▶ [Exercise goal] Your answer must be the data repeated exactly, with no pictures in it.

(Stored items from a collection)
((
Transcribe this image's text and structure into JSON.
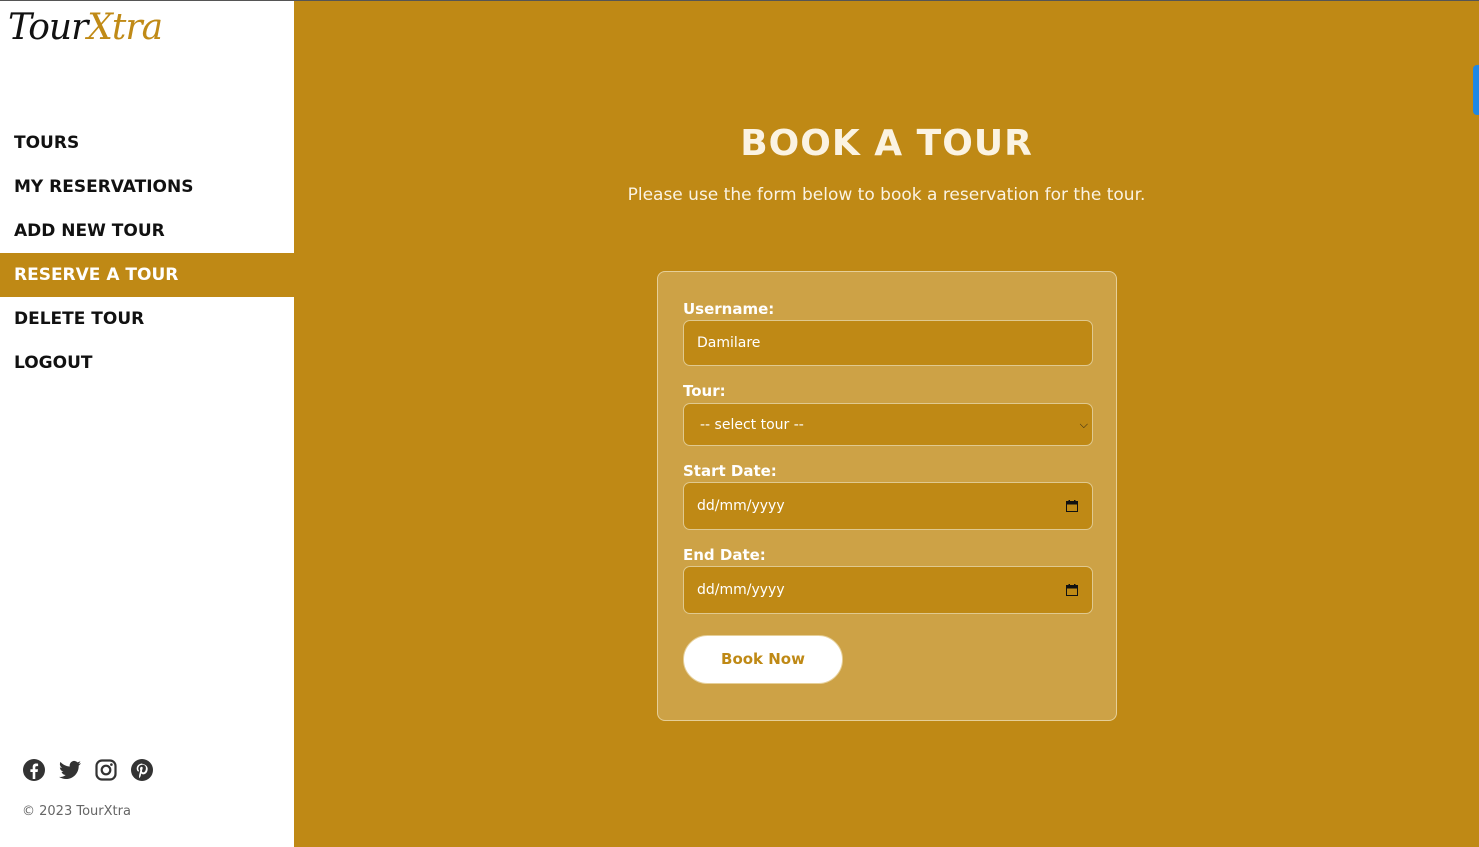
{
  "brand": {
    "part1": "Tour",
    "part2": "Xtra",
    "accent_color": "#bf8915"
  },
  "sidebar": {
    "nav": [
      {
        "label": "TOURS"
      },
      {
        "label": "MY RESERVATIONS"
      },
      {
        "label": "ADD NEW TOUR"
      },
      {
        "label": "RESERVE A TOUR",
        "active": true
      },
      {
        "label": "DELETE TOUR"
      },
      {
        "label": "LOGOUT"
      }
    ],
    "social_icons": [
      "facebook-icon",
      "twitter-icon",
      "instagram-icon",
      "pinterest-icon"
    ],
    "copyright": "© 2023 TourXtra"
  },
  "main": {
    "title": "BOOK A TOUR",
    "subtitle": "Please use the form below to book a reservation for the tour.",
    "form": {
      "username_label": "Username:",
      "username_value": "Damilare",
      "tour_label": "Tour:",
      "tour_selected": "-- select tour --",
      "start_label": "Start Date:",
      "start_placeholder": "dd/mm/yyyy",
      "end_label": "End Date:",
      "end_placeholder": "dd/mm/yyyy",
      "submit_label": "Book Now"
    }
  }
}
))
▶ [Exercise solution]
Transcribe this image's text and structure into JSON.
{
  "brand": {
    "part1": "Tour",
    "part2": "Xtra",
    "accent_color": "#bf8915"
  },
  "sidebar": {
    "nav": [
      {
        "label": "TOURS"
      },
      {
        "label": "MY RESERVATIONS"
      },
      {
        "label": "ADD NEW TOUR"
      },
      {
        "label": "RESERVE A TOUR",
        "active": true
      },
      {
        "label": "DELETE TOUR"
      },
      {
        "label": "LOGOUT"
      }
    ],
    "social_icons": [
      "facebook-icon",
      "twitter-icon",
      "instagram-icon",
      "pinterest-icon"
    ],
    "copyright": "© 2023 TourXtra"
  },
  "main": {
    "title": "BOOK A TOUR",
    "subtitle": "Please use the form below to book a reservation for the tour.",
    "form": {
      "username_label": "Username:",
      "username_value": "Damilare",
      "tour_label": "Tour:",
      "tour_selected": "-- select tour --",
      "start_label": "Start Date:",
      "start_placeholder": "dd/mm/yyyy",
      "end_label": "End Date:",
      "end_placeholder": "dd/mm/yyyy",
      "submit_label": "Book Now"
    }
  }
}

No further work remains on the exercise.